Perfect All Blacks a myth and that’s OK It’s starting to feel like the expectations on the All Blacks are entering the realm of the ridiculous. Steve Hansen’s men beat France in Paris 38-18 but received little praise for outscoring their opposition 2:1. Much attention was focused on another Sonny Bill Williams brain explosion yellow card and the subsequent momentum shift that happened. It appears winning is no longer enough and only a sublime, complete 80 minute demolition performance of all opposition is acceptable. Keep in mind the All Blacks won by 20 points away from home in the driving rain. Sure, the second half was sloppy but the All Blacks weren’t without excuses. The penalty try was absurd, the referee missed an obvious forward pass in the lead up to the Sonny Bill yellow card that should have halted the movement. Key forwards Dane Coles and captain Kieran Read were on the bench for the second half and the French got their tails up. We, as rugby fans, are becoming too entitled. It’s one thing to expect the men in

black to win as they are the most winning professional sports franchise in world sport, but to still find stuff to moan about after a comprehensive win is going too far. This is what happens when a generation of New Zealand rugby supporters can’t fathom “down years”. I remember when a win over the Springboks brought grown men to tears in the 90s, the 1998 season where the All Blacks couldn’t buy a win lingers in the back of my brain as does all of the World Cup failure between 1991 and 2011. As painful as those experiences are, those who can remember them have a greater appreciation of how dominant the national rugby team has been over the past decade. Granted, the All Blacks aren’t the well-oiled machine they were a few years ago but even with the loss of some of the best players to ever wear the jersey in more than a century retiring after 2015, the team is still the undisputed best in the world. Sometimes, it’s best to just be happy with a win because perfection is never truly attained and that’s the blessing and curse of the black jersey.

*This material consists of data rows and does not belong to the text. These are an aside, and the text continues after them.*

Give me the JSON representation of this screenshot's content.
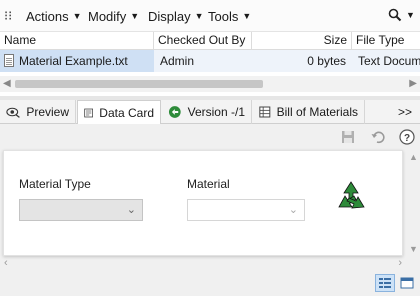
{
  "toolbar": {
    "menus": [
      {
        "label": "Actions",
        "icon": "chevron-down-icon"
      },
      {
        "label": "Modify",
        "icon": "chevron-down-icon"
      },
      {
        "label": "Display",
        "icon": "chevron-down-icon"
      },
      {
        "label": "Tools",
        "icon": "chevron-down-icon"
      }
    ],
    "search_icon": "magnifier-icon"
  },
  "grid": {
    "columns": [
      "Name",
      "Checked Out By",
      "Size",
      "File Type"
    ],
    "rows": [
      {
        "name": "Material Example.txt",
        "checked_out_by": "Admin",
        "size": "0 bytes",
        "file_type": "Text Document"
      }
    ]
  },
  "tabs": [
    {
      "label": "Preview",
      "icon": "preview-icon",
      "active": false
    },
    {
      "label": "Data Card",
      "icon": "data-card-icon",
      "active": true
    },
    {
      "label": "Version -/1",
      "icon": "version-icon",
      "active": false
    },
    {
      "label": "Bill of Materials",
      "icon": "bill-of-materials-icon",
      "active": false
    }
  ],
  "tabs_overflow_label": ">>",
  "data_card": {
    "fields": [
      {
        "label": "Material Type",
        "value": ""
      },
      {
        "label": "Material",
        "value": ""
      }
    ],
    "logo_icon": "recycle-logo-icon"
  },
  "colors": {
    "selected_row": "#cfe0f4",
    "active_tab": "#ffffff",
    "logo_green": "#2e8b3a"
  }
}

Wednesday November 15, 2017

Profile for Local Newspapers

Wainuiomata News 15-11-17  

Wainuiomata News 15-11-17

Wainuiomata News 15-11-17  

Wainuiomata News 15-11-17

Profile for